For the success of vocational training, interest and commitment is essential. Now, since there are CSR activities, government sponsorships involved, the main challenge is to motivate people to join. Good industry connect and with reasonably good salary is what attracts people to NTTF. We have about 20,000 students at given point of time, and all of them are placed. Even in our short-term vocational course, we add some best practices of our diploma program into it. Along with technical training, we also train the students on grooming and other aspects which make them industry ready. Because going forward, cognitive skills, analytical and networking skills will play an important role.
Earlier, technology used to change may be in 10 years. But now, it changes every 3-5 years. Digital skills are going to change everything. Therefore, students should develop a hunger for learning. Whatever, he/she learns today, they’ll have to upskill it again in 3-5 years. In order to keep them motivated, we give a stipend to students who attends every day from fee we receive from government. This addresses our challenge of low attendance.We have also started Centre for Life Long Learning to inculcate the habit of learning new skills continuously.
Also, vocational training should get social acceptance.
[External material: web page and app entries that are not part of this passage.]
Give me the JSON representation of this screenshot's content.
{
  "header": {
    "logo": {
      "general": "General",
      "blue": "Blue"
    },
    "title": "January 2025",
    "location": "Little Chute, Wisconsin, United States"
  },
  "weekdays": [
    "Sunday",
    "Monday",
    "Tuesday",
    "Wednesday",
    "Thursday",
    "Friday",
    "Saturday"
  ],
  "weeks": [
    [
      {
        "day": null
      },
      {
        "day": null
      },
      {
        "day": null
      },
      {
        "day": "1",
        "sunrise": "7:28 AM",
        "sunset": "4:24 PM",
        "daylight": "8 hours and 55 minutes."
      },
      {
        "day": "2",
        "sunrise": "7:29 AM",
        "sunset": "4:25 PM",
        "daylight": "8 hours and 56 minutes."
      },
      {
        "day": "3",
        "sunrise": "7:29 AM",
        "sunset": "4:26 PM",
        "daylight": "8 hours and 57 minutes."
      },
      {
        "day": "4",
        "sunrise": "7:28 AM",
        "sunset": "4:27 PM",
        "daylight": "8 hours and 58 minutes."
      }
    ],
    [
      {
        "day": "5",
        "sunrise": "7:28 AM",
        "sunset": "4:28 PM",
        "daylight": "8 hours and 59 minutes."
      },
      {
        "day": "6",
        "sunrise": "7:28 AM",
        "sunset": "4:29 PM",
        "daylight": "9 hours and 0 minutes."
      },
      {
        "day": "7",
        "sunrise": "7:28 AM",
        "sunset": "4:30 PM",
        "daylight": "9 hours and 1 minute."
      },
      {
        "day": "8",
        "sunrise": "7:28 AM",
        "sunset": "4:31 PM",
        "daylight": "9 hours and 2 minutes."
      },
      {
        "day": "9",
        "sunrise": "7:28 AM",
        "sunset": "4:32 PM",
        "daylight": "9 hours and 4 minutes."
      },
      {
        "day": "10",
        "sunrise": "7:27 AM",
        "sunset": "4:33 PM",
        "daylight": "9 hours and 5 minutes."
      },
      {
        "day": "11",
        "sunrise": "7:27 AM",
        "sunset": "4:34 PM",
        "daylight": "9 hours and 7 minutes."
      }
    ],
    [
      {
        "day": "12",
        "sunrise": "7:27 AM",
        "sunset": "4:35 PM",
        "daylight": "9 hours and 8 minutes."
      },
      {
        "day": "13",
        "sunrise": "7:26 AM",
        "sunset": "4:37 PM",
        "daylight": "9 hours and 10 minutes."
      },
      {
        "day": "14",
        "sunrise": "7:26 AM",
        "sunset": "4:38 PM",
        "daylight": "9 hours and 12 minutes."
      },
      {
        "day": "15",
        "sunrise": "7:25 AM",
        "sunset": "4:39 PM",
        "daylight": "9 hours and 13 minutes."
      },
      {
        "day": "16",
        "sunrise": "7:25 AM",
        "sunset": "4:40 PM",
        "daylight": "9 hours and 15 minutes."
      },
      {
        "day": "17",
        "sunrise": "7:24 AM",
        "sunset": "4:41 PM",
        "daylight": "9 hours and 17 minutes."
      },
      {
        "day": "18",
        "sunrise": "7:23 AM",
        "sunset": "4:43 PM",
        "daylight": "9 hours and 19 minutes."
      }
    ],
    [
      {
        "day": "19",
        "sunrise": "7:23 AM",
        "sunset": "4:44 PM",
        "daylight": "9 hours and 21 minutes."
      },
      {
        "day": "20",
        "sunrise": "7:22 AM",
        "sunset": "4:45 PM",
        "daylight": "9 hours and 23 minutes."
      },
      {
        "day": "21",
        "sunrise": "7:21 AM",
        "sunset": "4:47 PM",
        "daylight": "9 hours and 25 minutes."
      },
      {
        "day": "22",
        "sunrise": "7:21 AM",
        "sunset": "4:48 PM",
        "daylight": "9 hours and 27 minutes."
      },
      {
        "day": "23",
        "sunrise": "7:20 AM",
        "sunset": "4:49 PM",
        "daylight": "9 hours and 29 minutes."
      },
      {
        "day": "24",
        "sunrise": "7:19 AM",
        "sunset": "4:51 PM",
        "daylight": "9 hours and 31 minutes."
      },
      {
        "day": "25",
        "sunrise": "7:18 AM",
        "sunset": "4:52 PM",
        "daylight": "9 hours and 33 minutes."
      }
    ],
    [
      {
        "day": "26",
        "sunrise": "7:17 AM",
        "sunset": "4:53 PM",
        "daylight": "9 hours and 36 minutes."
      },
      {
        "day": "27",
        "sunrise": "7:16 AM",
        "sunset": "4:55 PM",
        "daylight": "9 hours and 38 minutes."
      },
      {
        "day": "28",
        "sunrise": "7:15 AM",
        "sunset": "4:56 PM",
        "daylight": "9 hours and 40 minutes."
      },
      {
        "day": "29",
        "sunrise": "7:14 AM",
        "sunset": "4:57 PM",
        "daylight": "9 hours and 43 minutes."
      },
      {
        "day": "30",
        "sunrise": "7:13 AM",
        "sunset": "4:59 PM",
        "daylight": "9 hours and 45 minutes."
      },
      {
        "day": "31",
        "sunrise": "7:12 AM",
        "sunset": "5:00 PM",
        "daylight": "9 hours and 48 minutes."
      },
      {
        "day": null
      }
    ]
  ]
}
When they get certified for a job role through a Qualification Pack (QP), it should be acceptable across industries. QPs must be mentioned along with job role. Social stigma of making vocational training as a secondary stream of education must be removed. Only then more and more people will come and take this up.
As parents play a key role in deciding their child’s future, are there any steps taken by NTTF to make an impact on the mindset of parents?
When conduct Rope-In program, we invite parents. We talk about available opportunities – to get a job, get into an industry or to even become an entrepreneur. We also give them examples of many achievers and talk about success stories. NTTF Alumni’s come and address parents and students what they have learnt and how it has helped to build their career. We try to indicate that it is not the qualification but the skill that will take one forward. However, more needs to done on this front.